I was selling out.
While I did like the new version, it felt fake to me. It felt like I had just cheated the audience, taken something they'd come to accept as REAL, something they take into their hearts as characters they identify with and said, "Hey, guess what--forget everything you knew, that wasn't real. THIS is the real story."
That was cheap and I didn't feel comfortable with the idea at all. This thing has become very real to me. The characters are with me day and night, for 5 years now, you just don't CHANGE things like that. So I had to figure out what I could do.
I had sorta' kept the door open a bit, on purpose just in case, but not wide enough to really go back...so I brainstormed.
How could I get this comic back to where I want it and not have it come off as me changing my mind again? More importantly, I knew that to change the comic back would be the kiss of death to any chance of it getting picked up by the syndicate. I was told there were people watching it. Not sure if that was just talk, or they really had eyes for the comic, but part of me knew that to go back on the reset would make the comic look unstable.

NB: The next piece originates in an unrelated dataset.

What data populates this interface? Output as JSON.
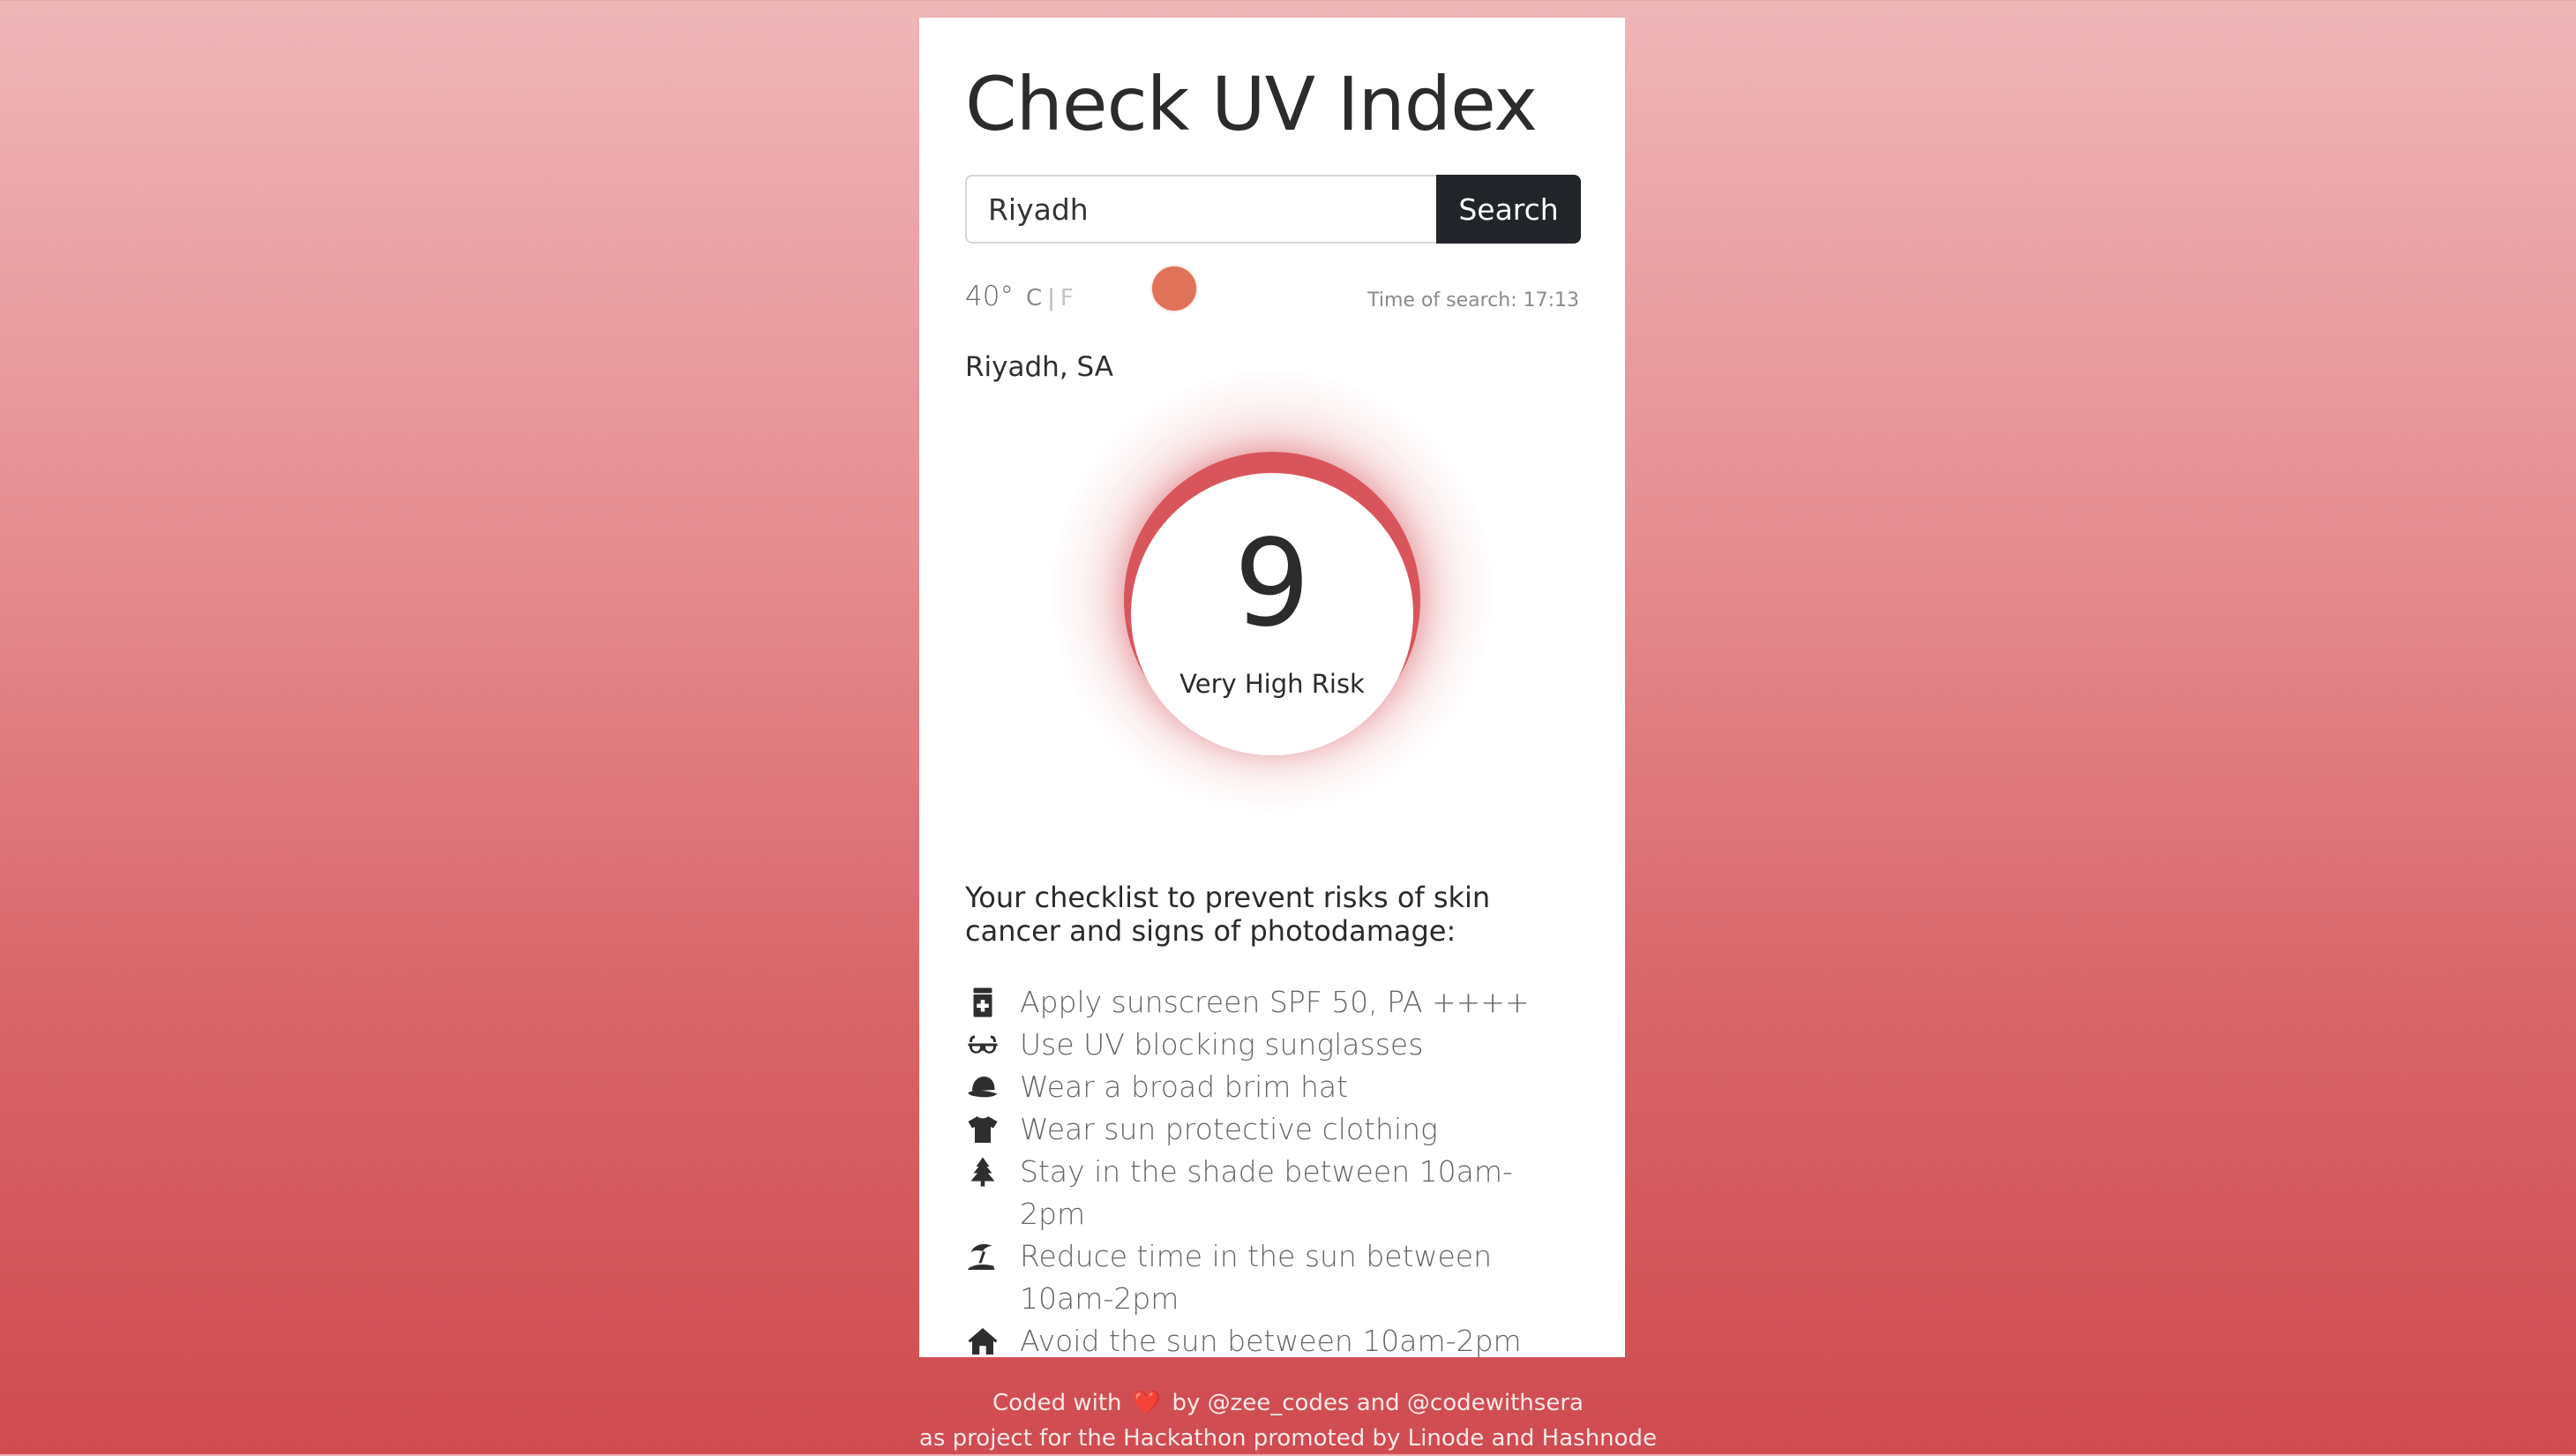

Would make me look like I didn't know what I wanted from the comic, and would end any shot I had to get signed.
I sweated this out very anxiously for a while, not knowing what to do and then in a fit of determined energy said "screw it' I don't care about the syndicate anymore.

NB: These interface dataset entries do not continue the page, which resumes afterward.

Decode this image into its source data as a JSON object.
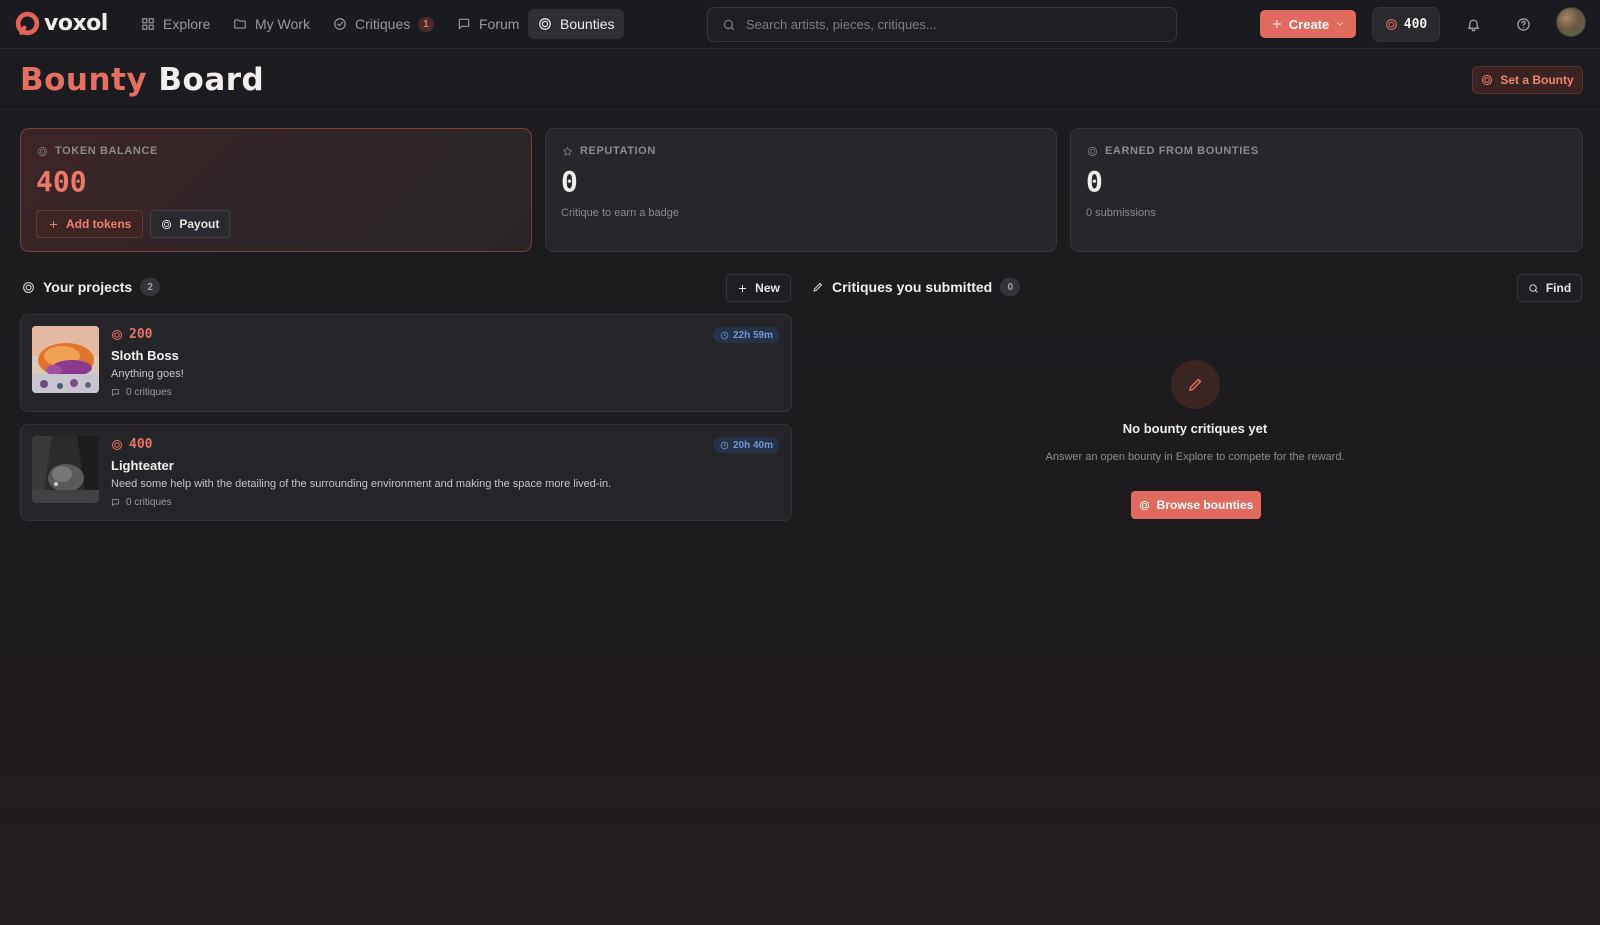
{
  "app": {
    "logo_text": "voxol"
  },
  "nav": {
    "items": [
      {
        "label": "Explore",
        "icon": "grid-icon"
      },
      {
        "label": "My Work",
        "icon": "folder-icon"
      },
      {
        "label": "Critiques",
        "icon": "check-circle-icon",
        "badge": "1"
      },
      {
        "label": "Forum",
        "icon": "message-square-icon"
      },
      {
        "label": "Bounties",
        "icon": "target-icon",
        "active": true
      }
    ],
    "search_placeholder": "Search artists, pieces, critiques...",
    "create_label": "Create",
    "token_count": "400"
  },
  "page": {
    "title_part1": "Bounty",
    "title_part2": "Board",
    "set_bounty_label": "Set a Bounty"
  },
  "stats": {
    "token_balance": {
      "label": "TOKEN BALANCE",
      "value": "400",
      "add_label": "Add tokens",
      "payout_label": "Payout"
    },
    "reputation": {
      "label": "REPUTATION",
      "value": "0",
      "sub": "Critique to earn a badge"
    },
    "earned": {
      "label": "EARNED FROM BOUNTIES",
      "value": "0",
      "sub": "0 submissions"
    }
  },
  "projects": {
    "title": "Your projects",
    "count": "2",
    "new_label": "New",
    "items": [
      {
        "bounty": "200",
        "title": "Sloth Boss",
        "description": "Anything goes!",
        "critiques": "0 critiques",
        "time_left": "22h 59m"
      },
      {
        "bounty": "400",
        "title": "Lighteater",
        "description": "Need some help with the detailing of the surrounding environment and making the space more lived-in.",
        "critiques": "0 critiques",
        "time_left": "20h 40m"
      }
    ]
  },
  "submitted": {
    "title": "Critiques you submitted",
    "count": "0",
    "find_label": "Find",
    "empty_title": "No bounty critiques yet",
    "empty_desc": "Answer an open bounty in Explore to compete for the reward.",
    "browse_label": "Browse bounties"
  },
  "colors": {
    "accent": "#e06a5d",
    "background": "#1c1c20",
    "card": "#27262b",
    "timer_text": "#6f9ad4"
  }
}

The story is the story and I will not be untrue to it.
With that I went into the most controversial story of the comic's life, with the "Into the Void" storyline which allowed me to not only bring the comic back to where I wanted, but more importantly allowed me the chance to wax poetic on the feelings I had not yet resolved over my best friend's death and life unlived. Regret plays a large role in the comic over time. I borrowed some elements from a book I've been working on since 1988 to make the story work.
The comic was not funny for a whole month. (though some might argue it hasn't been funny for 5 years). Part of me actually considered killing Todd off in a fit of life meets art, but I did not.
That storyline brought me more grief than any previous ones, but it also showed me something else. People were reading. People cared about something I had created.
While I did not achieve Watterson-like success, I made people feel.
That has guided me since.
While the comic is never fall down funny, and doesn't follow the traditional story patterns all the time, (I sometimes bring back things days or weeks after introducing them or do occasional drop in's on what characters are doing while not setting up things each and every time) it is all quite real.
The story is everything now. Whether a syndicate picks it up or not, the story will be the story and it will remain very real. Since that decision, my readership has only climbed higher and higher (big thanks again to Eric Burns at Websnark for making people aware) and now the comic is on KeenSpot, which was my first dream host for the comic.
I occupy a strange world between syndicate friendly and reality based which might not be the perfect recipe for success in either the syndicate or online world, but it is what it is, and shall continue to be....
As always, thank you all for reading,
What storylines did you all like? Post 'em here or email me. I'd like to know what you all think so far.
Last edited by toddandpenguin
on Sat Nov 19, 2005 1:48 am, edited 1 time in total.